The trade war initiated by the Trump Administration escalated Wednesday April 4 with China adding tariffs on an additional 106 products worth up to $50 billion annually. The new tariffs mostly target basic agricultural products, including pork, soybeans, cotton, and wheat, but also include plastics, whiskey, tobacco, and vehicles.
These new tariffs build on an initial list of 128 products announced on April 2 that targets nuts, pork, steel pipes, and sparkling wine.
The tariffs may make it difficult for Republicans to remain in control of Congress after midterm elections this fall, as many of the products are primarily produced in states where Republicans hold House seats.
The retaliatory moves came after the Trump administration imposed a 25 percent tariff on about 1,300 products from China, including flat-screen televisions, medical devices, aircraft parts, and batteries, on Tuesday.
The American wine industry was hit directly by China’s retaliation, which faces a 15 percent tariff on top of the existing tariffs and taxes going forward. The news was devastating to American winemakers, who have tried hard to market themselves to wealthy Chinese consumers as the country’s appetite for high-end wine has boomed in recent years. According to a report by the New York Times, Chinese imports of American wine have increased dramatically over the past ten years, with the market reaching $82 million in 2017.
While the Chinese tariffs do not directly target the apparel, accessories, cosmetics, and footwear industries, those industries are alarmed. Already upset by the emerging trade war, on March 20 the American Apparel and Footwear Association (AAFA), whose members include Tapestry Inc., Ralph Lauren Corp., and VF Corp., issued a letter opposing Trump’s trade policy. Prior to that, major U.S. retail companies like Macy’s Inc., Target Corp., and Best Buy Co., Inc. had also expressed their disapproval.
While their apprehension may seem premature, American corporations are justified in their concerns.

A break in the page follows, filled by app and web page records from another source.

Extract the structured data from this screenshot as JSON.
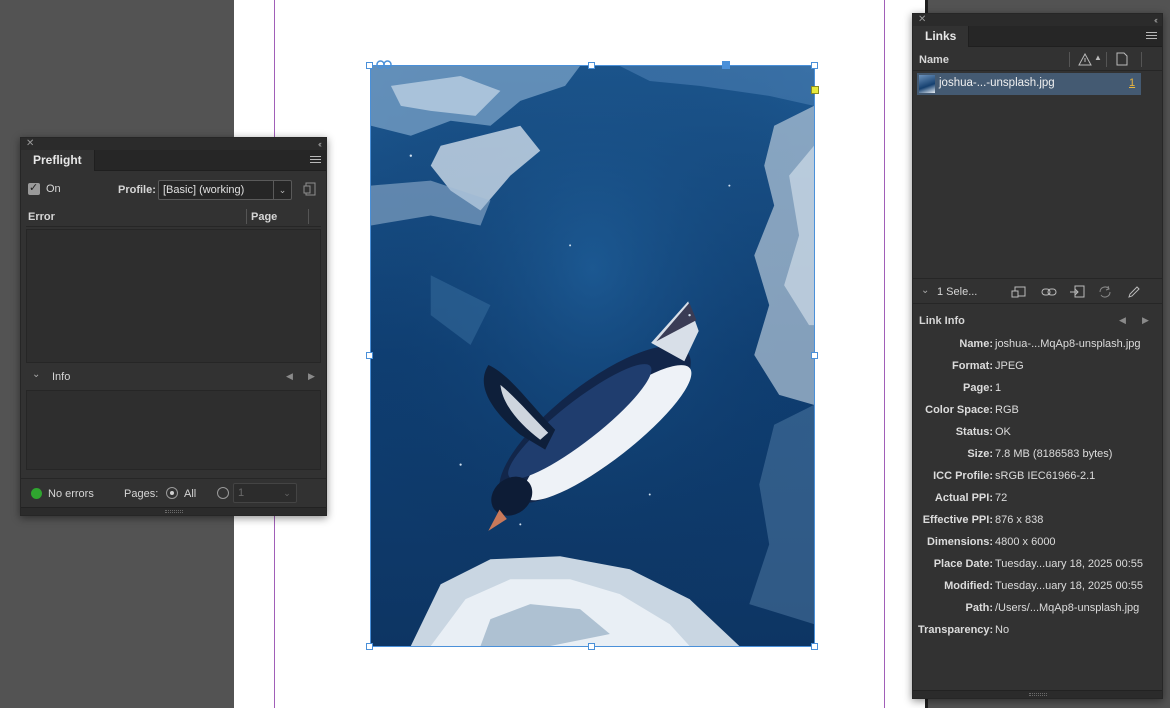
{
  "preflight": {
    "tab": "Preflight",
    "on_label": "On",
    "profile_label": "Profile:",
    "profile_value": "[Basic] (working)",
    "col_error": "Error",
    "col_page": "Page",
    "info_label": "Info",
    "status": "No errors",
    "pages_label": "Pages:",
    "pages_all": "All",
    "pages_range": "1",
    "status_color": "#2fa52f"
  },
  "links": {
    "tab": "Links",
    "col_name": "Name",
    "items": [
      {
        "name": "joshua-...-unsplash.jpg",
        "page": "1"
      }
    ],
    "selection_label": "1 Sele...",
    "link_info_title": "Link Info",
    "info": [
      {
        "key": "Name:",
        "value": "joshua-...MqAp8-unsplash.jpg"
      },
      {
        "key": "Format:",
        "value": "JPEG"
      },
      {
        "key": "Page:",
        "value": "1"
      },
      {
        "key": "Color Space:",
        "value": "RGB"
      },
      {
        "key": "Status:",
        "value": "OK"
      },
      {
        "key": "Size:",
        "value": "7.8 MB (8186583 bytes)"
      },
      {
        "key": "ICC Profile:",
        "value": "sRGB IEC61966-2.1"
      },
      {
        "key": "Actual PPI:",
        "value": "72"
      },
      {
        "key": "Effective PPI:",
        "value": "876 x 838"
      },
      {
        "key": "Dimensions:",
        "value": "4800 x 6000"
      },
      {
        "key": "Place Date:",
        "value": "Tuesday...uary 18, 2025 00:55"
      },
      {
        "key": "Modified:",
        "value": "Tuesday...uary 18, 2025 00:55"
      },
      {
        "key": "Path:",
        "value": "/Users/...MqAp8-unsplash.jpg"
      },
      {
        "key": "Transparency:",
        "value": "No"
      }
    ]
  },
  "canvas": {
    "image_subject": "penguin swimming underwater",
    "margin_color": "#a15fb8",
    "selection_color": "#4a90d9"
  }
}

No matter which industries the tariffs are aimed at, a trade war will likely impact Chinese consumer sentiment towards U.S. brands, at least in the short term. The risk is even higher as Chinese brands attempt to wrest market share away from international brands, what state media outlet Xinhua dubbed the “Made in China” era.
In a commentary published by Xinhua on March 23, the state media outlet wrote that, “China will not cave in to the trade war as we now have plenty of ‘Made in China’ brands that are able to produce high-quality goods to meet the domestic demand. Instead, the trade war brings a golden opportunity to these brands.”
According to a report by the Chinese domestic financial institution Industrial Securities, the trade war will have a positive effect on the domestic beauty industry as the tensions will push Chinese consumers to substitute beauty products by American brands such as Estée Lauder and P&G with locally-made counterparts.
Indeed, Chinese consumers, especially millennials, now care much less about a brand’s origins and are open to trying different, high-quality products. With growing nationalistic sentiment fueled by the government’s propaganda machine in recent years, the shift to local goods is poised to accelerate.
“China has risen and is now a peer competitor of the United States. It is the world’s largest trading nation, has the largest economy by some measures, and is home to the largest concentration of middle-class consumers on earth,” said Robert Daly, Director of the Kissinger Institute on China and the U.S. at The Wilson Center in Washington, D.C., “A trade war will hurt China, but can’t cripple it. It has alternate markets and suppliers. It also has a population that is probably more willing to suffer to achieve its ends than is America’s.”
Meanwhile, another unpleasant scenario that the American retail sector might face is the possibility of a travel ban imposed by the Chinese government if the relations continue to intensify. In the past, China has resorted to using Chinese nationals’ tourist spending as a soft weapon to combat rival nations such as Japan and South Korea.
Last year’s South Korea travel ban had an extremely negative impact not only on the tourism market but the retail sector as well, with many luxury brands and services in South Korea losing their main source of revenue. Businesses in the United States may experience similar hardships, as affluent Chinese travelers have become increasingly important to their sales performance in recent years, especially in the luxury market.
Daly projects that the U.S.-China trade war is projected will be long and hard. This is only the beginning, and the future is not looking bright for American retailers.
What will be the consequences if the conflict extends to your sector? Let us know in the comments below.